Exercise:
In the entries below, count each line where "página" appears. Give the total and nothing more.

Information provided Block Start

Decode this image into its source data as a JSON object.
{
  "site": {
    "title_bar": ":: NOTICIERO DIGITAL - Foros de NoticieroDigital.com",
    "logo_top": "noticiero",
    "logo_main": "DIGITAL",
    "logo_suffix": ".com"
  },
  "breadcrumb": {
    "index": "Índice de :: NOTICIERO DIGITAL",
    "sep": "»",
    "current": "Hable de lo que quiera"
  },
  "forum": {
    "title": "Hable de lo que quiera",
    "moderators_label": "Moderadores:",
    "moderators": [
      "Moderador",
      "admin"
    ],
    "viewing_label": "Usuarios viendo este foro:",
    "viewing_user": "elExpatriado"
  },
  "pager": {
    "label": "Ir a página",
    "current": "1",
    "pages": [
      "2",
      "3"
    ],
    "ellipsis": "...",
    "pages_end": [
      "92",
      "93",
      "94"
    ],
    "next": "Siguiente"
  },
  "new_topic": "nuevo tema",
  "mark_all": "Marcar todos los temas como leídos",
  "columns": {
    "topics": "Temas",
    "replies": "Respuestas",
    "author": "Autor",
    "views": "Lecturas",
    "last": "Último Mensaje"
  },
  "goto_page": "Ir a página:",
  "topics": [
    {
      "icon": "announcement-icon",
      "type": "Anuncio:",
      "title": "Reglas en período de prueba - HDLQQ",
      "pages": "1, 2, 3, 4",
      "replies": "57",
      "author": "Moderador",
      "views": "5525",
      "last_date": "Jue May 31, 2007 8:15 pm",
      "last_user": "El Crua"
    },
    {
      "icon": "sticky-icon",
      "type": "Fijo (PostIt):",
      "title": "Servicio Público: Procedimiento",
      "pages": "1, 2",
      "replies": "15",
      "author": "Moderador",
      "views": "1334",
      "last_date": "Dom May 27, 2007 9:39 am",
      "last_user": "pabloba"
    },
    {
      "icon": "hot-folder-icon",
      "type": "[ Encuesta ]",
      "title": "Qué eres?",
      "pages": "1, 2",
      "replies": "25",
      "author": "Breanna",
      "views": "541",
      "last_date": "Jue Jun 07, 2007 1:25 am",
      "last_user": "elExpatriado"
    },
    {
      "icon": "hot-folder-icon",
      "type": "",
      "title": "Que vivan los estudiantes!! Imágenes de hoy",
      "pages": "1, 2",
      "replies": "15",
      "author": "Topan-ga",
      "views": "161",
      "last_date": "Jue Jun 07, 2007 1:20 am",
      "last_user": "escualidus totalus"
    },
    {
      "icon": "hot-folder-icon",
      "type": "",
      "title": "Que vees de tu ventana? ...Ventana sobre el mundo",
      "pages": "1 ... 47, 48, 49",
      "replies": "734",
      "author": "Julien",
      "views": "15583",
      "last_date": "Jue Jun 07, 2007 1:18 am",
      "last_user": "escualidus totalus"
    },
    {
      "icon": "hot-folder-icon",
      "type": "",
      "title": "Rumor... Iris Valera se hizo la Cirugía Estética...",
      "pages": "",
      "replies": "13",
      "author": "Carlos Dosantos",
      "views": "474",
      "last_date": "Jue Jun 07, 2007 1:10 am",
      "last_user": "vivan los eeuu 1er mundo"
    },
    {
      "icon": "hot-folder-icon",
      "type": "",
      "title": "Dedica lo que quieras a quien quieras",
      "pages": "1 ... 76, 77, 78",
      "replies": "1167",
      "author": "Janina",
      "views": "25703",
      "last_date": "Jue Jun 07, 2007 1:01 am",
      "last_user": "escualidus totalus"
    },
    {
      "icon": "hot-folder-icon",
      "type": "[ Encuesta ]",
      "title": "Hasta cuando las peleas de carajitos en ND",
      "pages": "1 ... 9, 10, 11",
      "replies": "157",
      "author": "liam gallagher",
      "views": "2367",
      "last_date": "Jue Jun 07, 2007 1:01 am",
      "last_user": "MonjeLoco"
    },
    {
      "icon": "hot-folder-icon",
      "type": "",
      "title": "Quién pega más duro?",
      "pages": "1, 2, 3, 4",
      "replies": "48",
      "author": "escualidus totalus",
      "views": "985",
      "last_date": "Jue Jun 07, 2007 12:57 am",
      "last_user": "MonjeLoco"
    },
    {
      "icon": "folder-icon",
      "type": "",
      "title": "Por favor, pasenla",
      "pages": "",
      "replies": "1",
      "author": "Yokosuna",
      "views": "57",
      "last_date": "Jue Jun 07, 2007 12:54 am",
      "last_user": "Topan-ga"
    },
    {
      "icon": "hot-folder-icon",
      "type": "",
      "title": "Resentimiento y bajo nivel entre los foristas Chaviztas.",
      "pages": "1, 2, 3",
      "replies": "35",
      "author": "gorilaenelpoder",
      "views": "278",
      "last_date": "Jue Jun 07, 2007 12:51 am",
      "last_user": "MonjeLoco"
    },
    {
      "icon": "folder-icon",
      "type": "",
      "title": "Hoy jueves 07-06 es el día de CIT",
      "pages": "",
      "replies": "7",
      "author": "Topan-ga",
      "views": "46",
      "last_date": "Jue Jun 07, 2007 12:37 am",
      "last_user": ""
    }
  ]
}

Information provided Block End

Output for this exercise:
2